Higher Response Rates– Panelists have agreed to take your survey, which means you’ll garner higher response rates.
Richer Profiles– As panelists participate in more surveys, their profiles will be stacked with rich data that can be used for more research down the line.
Save Money– Owning and managing your own panel is substantially more cost-effective than buying a sample from another source.
Benefits Of Buying A Sample (Outsourcing Research)
Now, let’s dive into the benefits of buying a sample from a third-party and outsourcing your research panels.
Speed– Research is a slow process, so time may not be on your side initially. If you need timely data, purchasing a pre-assembled sample might be your best bet.
Short-term Cost– If you don’t plan on consistently deploying surveys, and only want to deploy a few in the foreseeable future, buying a panel may be more cost-effective.
More Time For Other Tasks– Outsourcing your panel means your research team doesn’t have to manage the panel themselves, so they have time for other tasks.
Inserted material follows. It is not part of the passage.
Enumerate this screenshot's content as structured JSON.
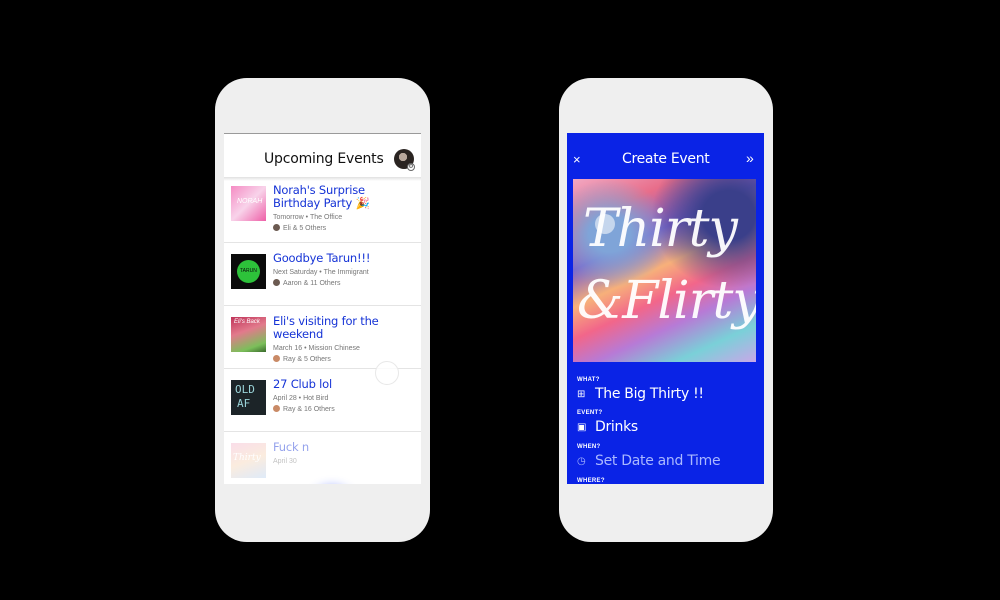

Diversity– Buying your own panel means you’re able to diversify your sample as needed. For example, if you sell women’s athletic gear and want to expand to men’s athletic gear, your existing audience won’t be the best sample. In this case, you can purchase a separate sample of male athletes.
Cons Of Online Research Panels
While online research panels are a go-to for collecting valuable data, there are a few drawbacks.
Limited To Internet Population
You might be wondering how this would be a con considering how expansive the internet community is. That said, if you want to reach people in rural areas or those in countries with low-internet access, you may run into some difficulties.
Respondent Fraud And Bias
We mentioned this before, but it bears repeating. The online world is full of fraudsters, and this extends into the research panel community. Safeguards will be necessary to ensure genuine responses.
Multiple Panel Participation
If a participant is in more than one panel, you run the risk of receiving duplicate responses, which can skew your data. You can avoid this by ensuring that your panel provider can effectively provide a panel for all the areas you need data for, so you don’t have more than one provider.
This can happen in any research method. To avoid researcher bias, be sure to have multiple parties assess the survey questions and analyze the answers.
Let’s recap some key points about research panels.
- A research panel, also known as an online research panel, is a group (commonly referred to as a “sample”) of people who’ve agreed to complete online surveys.
- To incentivize people in the sample to take the surveys, companies will provide incentives such as reward systems or special deals.
- There are three stand-out methods that are commonly employed by online research panel providers: proprietary panels, API integrations, and third-party providers.
- There are different kinds of research panels, mostly defined by the characteristics of the panels themselves: B2C, B2B, and Healthcare/Medical.
- Effectively managing your research panel will be key, which you can do by continually monitoring, screening, and verifying survey respondents in your research panel. You’ll also want to frequently check drop-off rates and make changes as needed.
- The biggest cons of online research panels are that they’re limited to the internet population, there’s a risk of respondent fraud, bias, or multiple respondents, and you run the risk of researcher bias.
Bottom line: using research panels have a lot of pros, but there are also some risks. If you determine that the pros outweigh the cons, be sure to consult with high-quality providers or protect yourself from the risks of managing your own.